Under the leadership of Xi Jinping, China continues to aggressively advance its territorial claims in Asia, causing particular alarm by building structures on small reefs in the South China Seas that could one day accommodate military outposts. At the Security Council, China joined Russia in May 2014 in vetoing a resolution that would have referred the situation in Syria to the International Criminal Court (ICC); in December, it tried to block discussion of the human rights situation in North Korea.
China continues to allow United Nations rapporteurs to visit on a highly selective basis; the rapporteurs on the freedom of religion, freedom of peaceful assembly and association, human rights defenders, health, extrajudicial executions, independence of judges and lawyers, and the freedom from torture all continue to await a response to their requests to visit. While not playing a visibly assertive role at the UN Human Rights Council, China continues to act as a spoiler, blocking greater scrutiny of human rights situations in other countries, including Belarus, Iran, North Korea, Syria, and Ukraine.
Concerns continued to be raised regarding reprisals against Chinese citizens participating in UN processes. The UN secretary-general noted that China had still not replied to communications about the death in custody of human rights defender Cao Shunli, who had been campaigning for greater civil society participation in the UN’s universal periodic review, and both the UN Committee on the Elimination of Discrimination against Women and Committee against Torture (CAT) expressed concern at attempts to limit civil society participation in the treaty body reviews. Chinese officials provided few meaningful answers during its November CAT review.
The Chinese government marked the 70th anniversary of the end of World War II with a massive parade in Beijing. Sudanese President Omar al-Bashir, who is wanted by the ICC for genocide, war crimes, and crimes against humanity, attended at Beijing’s invitation.
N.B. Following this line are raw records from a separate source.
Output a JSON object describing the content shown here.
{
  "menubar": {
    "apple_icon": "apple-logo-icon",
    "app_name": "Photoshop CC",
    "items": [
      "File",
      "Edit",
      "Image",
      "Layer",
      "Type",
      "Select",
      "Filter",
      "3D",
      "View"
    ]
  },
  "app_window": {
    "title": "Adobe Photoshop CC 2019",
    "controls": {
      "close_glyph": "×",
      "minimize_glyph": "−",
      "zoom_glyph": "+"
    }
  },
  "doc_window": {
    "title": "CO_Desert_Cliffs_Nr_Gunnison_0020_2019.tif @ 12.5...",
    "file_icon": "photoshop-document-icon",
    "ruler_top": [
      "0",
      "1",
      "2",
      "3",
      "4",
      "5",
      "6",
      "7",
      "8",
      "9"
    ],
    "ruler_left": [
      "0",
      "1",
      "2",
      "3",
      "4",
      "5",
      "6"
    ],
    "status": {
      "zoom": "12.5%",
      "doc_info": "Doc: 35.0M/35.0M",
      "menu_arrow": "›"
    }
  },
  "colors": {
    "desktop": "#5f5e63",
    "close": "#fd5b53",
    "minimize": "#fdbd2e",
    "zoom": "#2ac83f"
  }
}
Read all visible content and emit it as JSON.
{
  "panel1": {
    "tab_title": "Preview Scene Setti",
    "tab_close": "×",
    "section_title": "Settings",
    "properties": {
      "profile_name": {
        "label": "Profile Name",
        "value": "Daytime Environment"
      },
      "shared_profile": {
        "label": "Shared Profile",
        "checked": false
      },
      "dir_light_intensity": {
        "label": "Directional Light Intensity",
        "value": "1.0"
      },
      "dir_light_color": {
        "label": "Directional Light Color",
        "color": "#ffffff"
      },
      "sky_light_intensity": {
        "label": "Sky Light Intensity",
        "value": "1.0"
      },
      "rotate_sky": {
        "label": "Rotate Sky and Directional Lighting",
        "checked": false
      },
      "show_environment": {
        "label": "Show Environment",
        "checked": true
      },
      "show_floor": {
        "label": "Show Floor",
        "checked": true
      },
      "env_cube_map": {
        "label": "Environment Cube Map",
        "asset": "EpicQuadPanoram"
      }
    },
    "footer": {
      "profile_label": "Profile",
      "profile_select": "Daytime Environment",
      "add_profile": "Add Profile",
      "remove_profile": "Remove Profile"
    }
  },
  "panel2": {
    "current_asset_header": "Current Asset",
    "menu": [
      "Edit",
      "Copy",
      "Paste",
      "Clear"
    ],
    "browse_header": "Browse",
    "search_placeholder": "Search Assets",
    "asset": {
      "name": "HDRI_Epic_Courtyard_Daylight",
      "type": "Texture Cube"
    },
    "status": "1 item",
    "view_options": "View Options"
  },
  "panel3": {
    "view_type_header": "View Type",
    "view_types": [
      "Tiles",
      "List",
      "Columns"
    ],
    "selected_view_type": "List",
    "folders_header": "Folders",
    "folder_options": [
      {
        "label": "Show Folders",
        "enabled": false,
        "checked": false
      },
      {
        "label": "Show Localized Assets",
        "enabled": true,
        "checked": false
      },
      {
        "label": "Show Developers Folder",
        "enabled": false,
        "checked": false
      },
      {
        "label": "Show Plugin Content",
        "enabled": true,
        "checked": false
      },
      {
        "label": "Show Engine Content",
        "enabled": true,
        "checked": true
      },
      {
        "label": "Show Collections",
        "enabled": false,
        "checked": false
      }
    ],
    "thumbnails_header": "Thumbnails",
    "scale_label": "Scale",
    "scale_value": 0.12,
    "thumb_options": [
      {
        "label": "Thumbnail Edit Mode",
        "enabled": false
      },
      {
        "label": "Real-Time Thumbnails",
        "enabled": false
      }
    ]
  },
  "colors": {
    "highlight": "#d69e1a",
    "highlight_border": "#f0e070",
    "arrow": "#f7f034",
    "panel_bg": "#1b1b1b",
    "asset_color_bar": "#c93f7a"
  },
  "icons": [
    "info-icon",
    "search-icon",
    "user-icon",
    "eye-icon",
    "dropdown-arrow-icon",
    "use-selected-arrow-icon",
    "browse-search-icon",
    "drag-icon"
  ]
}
Beijing stepped up pressure on other governments to return allegedly corrupt officials to China; at least a dozen governments with politicized judicial systems complied and returned several dozen in 2015. China also pressured its neighbors to forcibly return refugees from China. In July, shortly after it had allowed nearly 170 Uighur women and children to resettle in Turkey after more than a year in detention, Thailand forcibly repatriated nearly 100 Uighur men to China, placing them at grave risk of imprisonment and torture.